▶ Work required
In your copy, the records appear word for word and the pictures do not appear at all.

+++ Given information +++

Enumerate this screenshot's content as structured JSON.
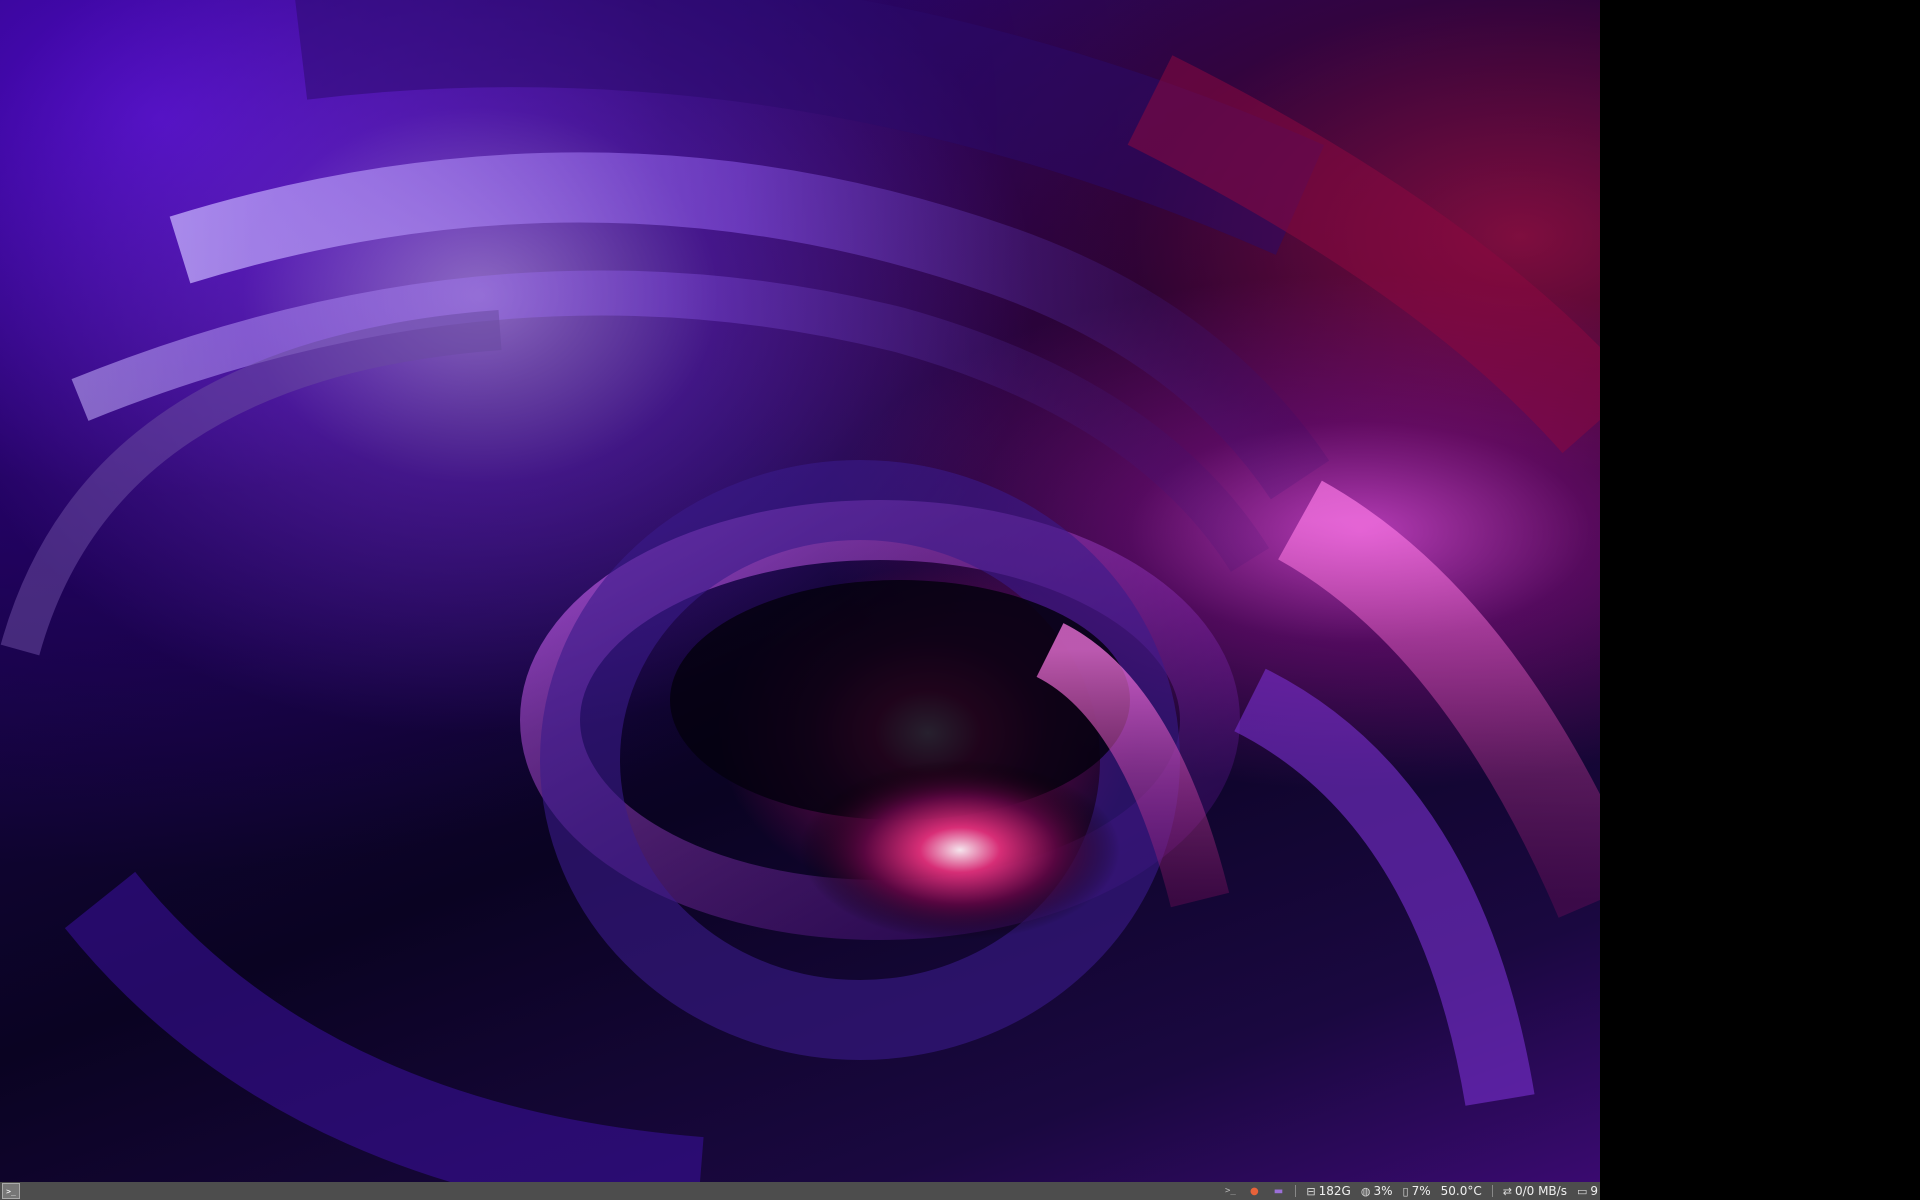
{
  "launcher": {
    "glyph": ">_"
  },
  "tray": {
    "icons": [
      {
        "name": "terminal-icon",
        "glyph": ">_"
      },
      {
        "name": "firefox-icon",
        "glyph": "●"
      },
      {
        "name": "folder-icon",
        "glyph": "▬"
      }
    ],
    "disk": {
      "icon": "drive-icon",
      "value": "182G"
    },
    "cpu": {
      "icon": "gauge-icon",
      "value": "3%"
    },
    "memory": {
      "icon": "memory-icon",
      "value": "7%"
    },
    "temperature": {
      "value": "50.0°C"
    },
    "network": {
      "icon": "transfer-icon",
      "value": "0/0 MB/s"
    },
    "battery": {
      "icon": "battery-icon",
      "value": "9"
    }
  },
  "colors": {
    "taskbar": "#4d4d4d",
    "wallpaper_primary": "#2a0a8a",
    "wallpaper_accent": "#d61e6e"
  }
}
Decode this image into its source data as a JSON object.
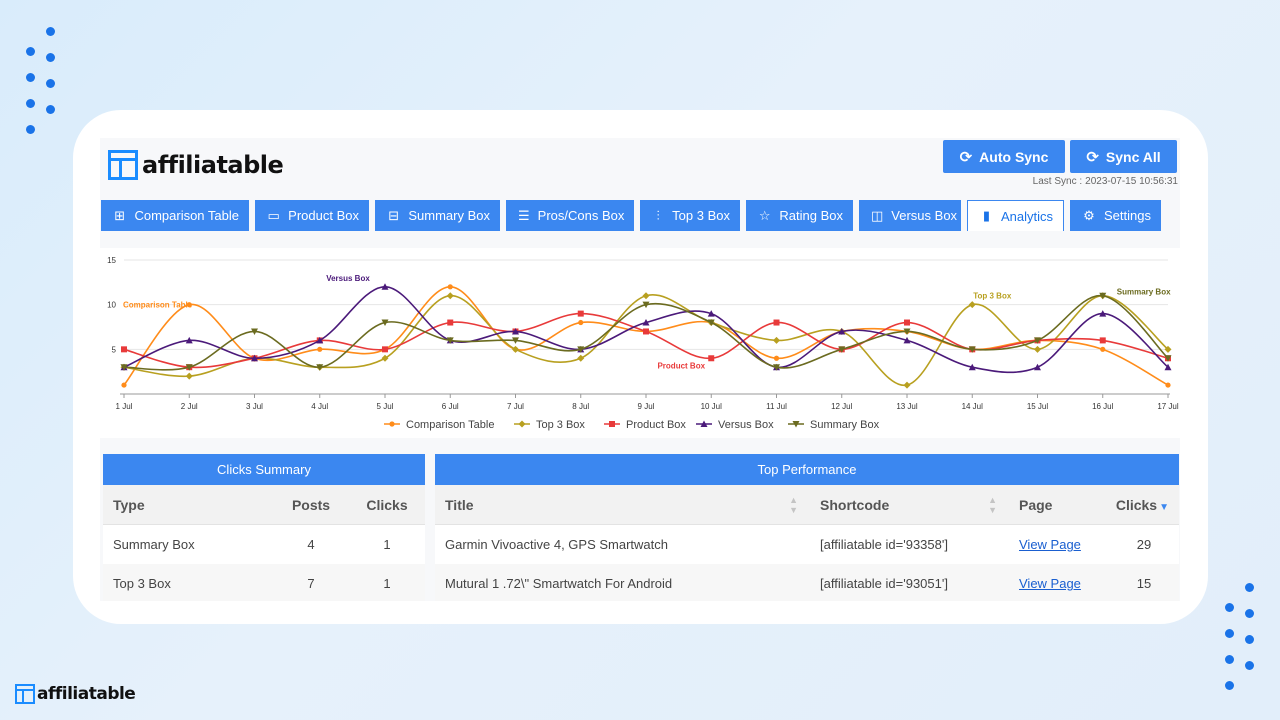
{
  "brand": {
    "name": "affiliatable"
  },
  "header": {
    "auto_sync_label": "Auto Sync",
    "sync_all_label": "Sync All",
    "last_sync_label": "Last Sync :",
    "last_sync_value": "2023-07-15 10:56:31"
  },
  "tabs": [
    {
      "label": "Comparison Table",
      "icon": "table-icon",
      "glyph": "⊞",
      "active": false
    },
    {
      "label": "Product Box",
      "icon": "card-icon",
      "glyph": "▭",
      "active": false
    },
    {
      "label": "Summary Box",
      "icon": "minus-box-icon",
      "glyph": "⊟",
      "active": false
    },
    {
      "label": "Pros/Cons Box",
      "icon": "list-icon",
      "glyph": "☰",
      "active": false
    },
    {
      "label": "Top 3 Box",
      "icon": "sliders-icon",
      "glyph": "⫶",
      "active": false
    },
    {
      "label": "Rating Box",
      "icon": "star-icon",
      "glyph": "☆",
      "active": false
    },
    {
      "label": "Versus Box",
      "icon": "columns-icon",
      "glyph": "◫",
      "active": false
    },
    {
      "label": "Analytics",
      "icon": "bar-chart-icon",
      "glyph": "▮",
      "active": true
    },
    {
      "label": "Settings",
      "icon": "gear-icon",
      "glyph": "⚙",
      "active": false
    }
  ],
  "chart_data": {
    "type": "line",
    "categories": [
      "1 Jul",
      "2 Jul",
      "3 Jul",
      "4 Jul",
      "5 Jul",
      "6 Jul",
      "7 Jul",
      "8 Jul",
      "9 Jul",
      "10 Jul",
      "11 Jul",
      "12 Jul",
      "13 Jul",
      "14 Jul",
      "15 Jul",
      "16 Jul",
      "17 Jul"
    ],
    "ylim": [
      0,
      15
    ],
    "yticks": [
      5,
      10,
      15
    ],
    "grid": true,
    "legend_position": "bottom",
    "series": [
      {
        "name": "Comparison Table",
        "color": "#ff8c1a",
        "marker": "circle",
        "values": [
          1,
          10,
          4,
          5,
          5,
          12,
          5,
          8,
          7,
          8,
          4,
          7,
          7,
          5,
          6,
          5,
          1
        ]
      },
      {
        "name": "Top 3 Box",
        "color": "#b8a020",
        "marker": "diamond",
        "values": [
          3,
          2,
          4,
          3,
          4,
          11,
          5,
          4,
          11,
          8,
          6,
          7,
          1,
          10,
          5,
          11,
          5
        ]
      },
      {
        "name": "Product Box",
        "color": "#e83a3a",
        "marker": "square",
        "values": [
          5,
          3,
          4,
          6,
          5,
          8,
          7,
          9,
          7,
          4,
          8,
          5,
          8,
          5,
          6,
          6,
          4
        ]
      },
      {
        "name": "Versus Box",
        "color": "#4b1a7a",
        "marker": "triangle-up",
        "values": [
          3,
          6,
          4,
          6,
          12,
          6,
          7,
          5,
          8,
          9,
          3,
          7,
          6,
          3,
          3,
          9,
          3
        ]
      },
      {
        "name": "Summary Box",
        "color": "#6b6b20",
        "marker": "triangle-down",
        "values": [
          3,
          3,
          7,
          3,
          8,
          6,
          6,
          5,
          10,
          8,
          3,
          5,
          7,
          5,
          6,
          11,
          4
        ]
      }
    ],
    "annotations": [
      {
        "text": "Comparison Table",
        "series": "Comparison Table",
        "x": "2 Jul"
      },
      {
        "text": "Versus Box",
        "series": "Versus Box",
        "x": "5 Jul"
      },
      {
        "text": "Product Box",
        "series": "Product Box",
        "x": "10 Jul"
      },
      {
        "text": "Top 3 Box",
        "series": "Top 3 Box",
        "x": "14 Jul"
      },
      {
        "text": "Summary Box",
        "series": "Summary Box",
        "x": "16 Jul"
      }
    ]
  },
  "clicks_summary": {
    "title": "Clicks Summary",
    "columns": [
      "Type",
      "Posts",
      "Clicks"
    ],
    "rows": [
      [
        "Summary Box",
        "4",
        "1"
      ],
      [
        "Top 3 Box",
        "7",
        "1"
      ]
    ]
  },
  "top_performance": {
    "title": "Top Performance",
    "columns": [
      "Title",
      "Shortcode",
      "Page",
      "Clicks"
    ],
    "rows": [
      [
        "Garmin Vivoactive 4, GPS Smartwatch",
        "[affiliatable id='93358']",
        "View Page",
        "29"
      ],
      [
        "Mutural 1 .72\\\" Smartwatch For Android",
        "[affiliatable id='93051']",
        "View Page",
        "15"
      ]
    ]
  }
}
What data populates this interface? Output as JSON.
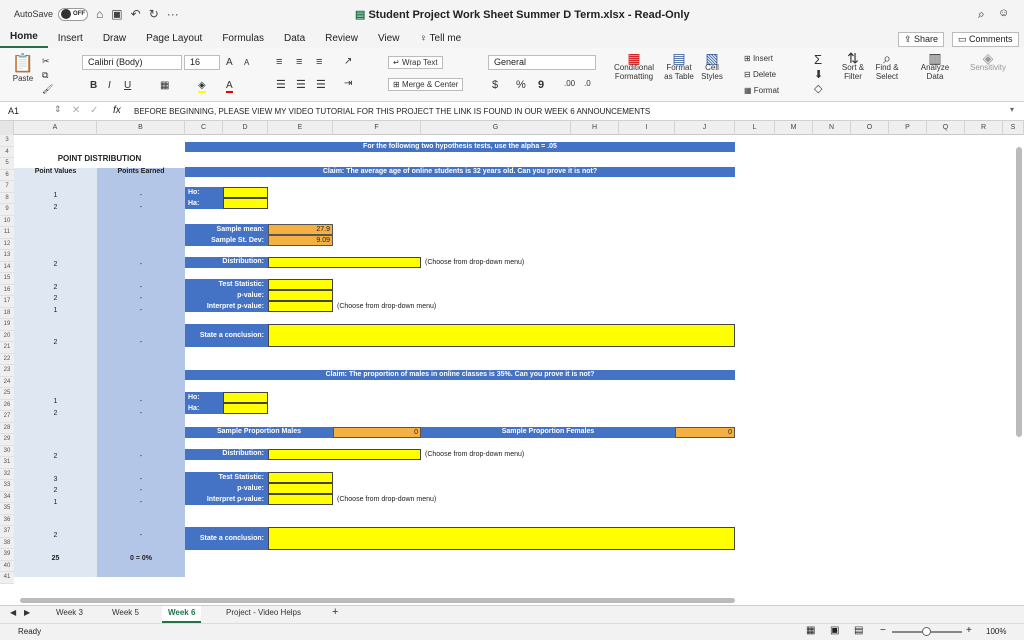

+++

▶ Problem solution
Enumerate this screenshot's content as structured JSON.
{
  "launcher": {
    "glyph": ">_"
  },
  "tray": {
    "icons": [
      {
        "name": "terminal-icon",
        "glyph": ">_"
      },
      {
        "name": "firefox-icon",
        "glyph": "●"
      },
      {
        "name": "folder-icon",
        "glyph": "▬"
      }
    ],
    "disk": {
      "icon": "drive-icon",
      "value": "182G"
    },
    "cpu": {
      "icon": "gauge-icon",
      "value": "3%"
    },
    "memory": {
      "icon": "memory-icon",
      "value": "7%"
    },
    "temperature": {
      "value": "50.0°C"
    },
    "network": {
      "icon": "transfer-icon",
      "value": "0/0 MB/s"
    },
    "battery": {
      "icon": "battery-icon",
      "value": "9"
    }
  },
  "colors": {
    "taskbar": "#4d4d4d",
    "wallpaper_primary": "#2a0a8a",
    "wallpaper_accent": "#d61e6e"
  }
}
Decode this image into its source data as a JSON object.
{
  "brand": {
    "name": "affiliatable"
  },
  "header": {
    "auto_sync_label": "Auto Sync",
    "sync_all_label": "Sync All",
    "last_sync_label": "Last Sync :",
    "last_sync_value": "2023-07-15 10:56:31"
  },
  "tabs": [
    {
      "label": "Comparison Table",
      "icon": "table-icon",
      "glyph": "⊞",
      "active": false
    },
    {
      "label": "Product Box",
      "icon": "card-icon",
      "glyph": "▭",
      "active": false
    },
    {
      "label": "Summary Box",
      "icon": "minus-box-icon",
      "glyph": "⊟",
      "active": false
    },
    {
      "label": "Pros/Cons Box",
      "icon": "list-icon",
      "glyph": "☰",
      "active": false
    },
    {
      "label": "Top 3 Box",
      "icon": "sliders-icon",
      "glyph": "⫶",
      "active": false
    },
    {
      "label": "Rating Box",
      "icon": "star-icon",
      "glyph": "☆",
      "active": false
    },
    {
      "label": "Versus Box",
      "icon": "columns-icon",
      "glyph": "◫",
      "active": false
    },
    {
      "label": "Analytics",
      "icon": "bar-chart-icon",
      "glyph": "▮",
      "active": true
    },
    {
      "label": "Settings",
      "icon": "gear-icon",
      "glyph": "⚙",
      "active": false
    }
  ],
  "chart_data": {
    "type": "line",
    "categories": [
      "1 Jul",
      "2 Jul",
      "3 Jul",
      "4 Jul",
      "5 Jul",
      "6 Jul",
      "7 Jul",
      "8 Jul",
      "9 Jul",
      "10 Jul",
      "11 Jul",
      "12 Jul",
      "13 Jul",
      "14 Jul",
      "15 Jul",
      "16 Jul",
      "17 Jul"
    ],
    "ylim": [
      0,
      15
    ],
    "yticks": [
      5,
      10,
      15
    ],
    "grid": true,
    "legend_position": "bottom",
    "series": [
      {
        "name": "Comparison Table",
        "color": "#ff8c1a",
        "marker": "circle",
        "values": [
          1,
          10,
          4,
          5,
          5,
          12,
          5,
          8,
          7,
          8,
          4,
          7,
          7,
          5,
          6,
          5,
          1
        ]
      },
      {
        "name": "Top 3 Box",
        "color": "#b8a020",
        "marker": "diamond",
        "values": [
          3,
          2,
          4,
          3,
          4,
          11,
          5,
          4,
          11,
          8,
          6,
          7,
          1,
          10,
          5,
          11,
          5
        ]
      },
      {
        "name": "Product Box",
        "color": "#e83a3a",
        "marker": "square",
        "values": [
          5,
          3,
          4,
          6,
          5,
          8,
          7,
          9,
          7,
          4,
          8,
          5,
          8,
          5,
          6,
          6,
          4
        ]
      },
      {
        "name": "Versus Box",
        "color": "#4b1a7a",
        "marker": "triangle-up",
        "values": [
          3,
          6,
          4,
          6,
          12,
          6,
          7,
          5,
          8,
          9,
          3,
          7,
          6,
          3,
          3,
          9,
          3
        ]
      },
      {
        "name": "Summary Box",
        "color": "#6b6b20",
        "marker": "triangle-down",
        "values": [
          3,
          3,
          7,
          3,
          8,
          6,
          6,
          5,
          10,
          8,
          3,
          5,
          7,
          5,
          6,
          11,
          4
        ]
      }
    ],
    "annotations": [
      {
        "text": "Comparison Table",
        "series": "Comparison Table",
        "x": "2 Jul"
      },
      {
        "text": "Versus Box",
        "series": "Versus Box",
        "x": "5 Jul"
      },
      {
        "text": "Product Box",
        "series": "Product Box",
        "x": "10 Jul"
      },
      {
        "text": "Top 3 Box",
        "series": "Top 3 Box",
        "x": "14 Jul"
      },
      {
        "text": "Summary Box",
        "series": "Summary Box",
        "x": "16 Jul"
      }
    ]
  },
  "clicks_summary": {
    "title": "Clicks Summary",
    "columns": [
      "Type",
      "Posts",
      "Clicks"
    ],
    "rows": [
      [
        "Summary Box",
        "4",
        "1"
      ],
      [
        "Top 3 Box",
        "7",
        "1"
      ]
    ]
  },
  "top_performance": {
    "title": "Top Performance",
    "columns": [
      "Title",
      "Shortcode",
      "Page",
      "Clicks"
    ],
    "rows": [
      [
        "Garmin Vivoactive 4, GPS Smartwatch",
        "[affiliatable id='93358']",
        "View Page",
        "29"
      ],
      [
        "Mutural 1 .72\\\" Smartwatch For Android",
        "[affiliatable id='93051']",
        "View Page",
        "15"
      ]
    ]
  }
}
What data populates this interface? Output as JSON.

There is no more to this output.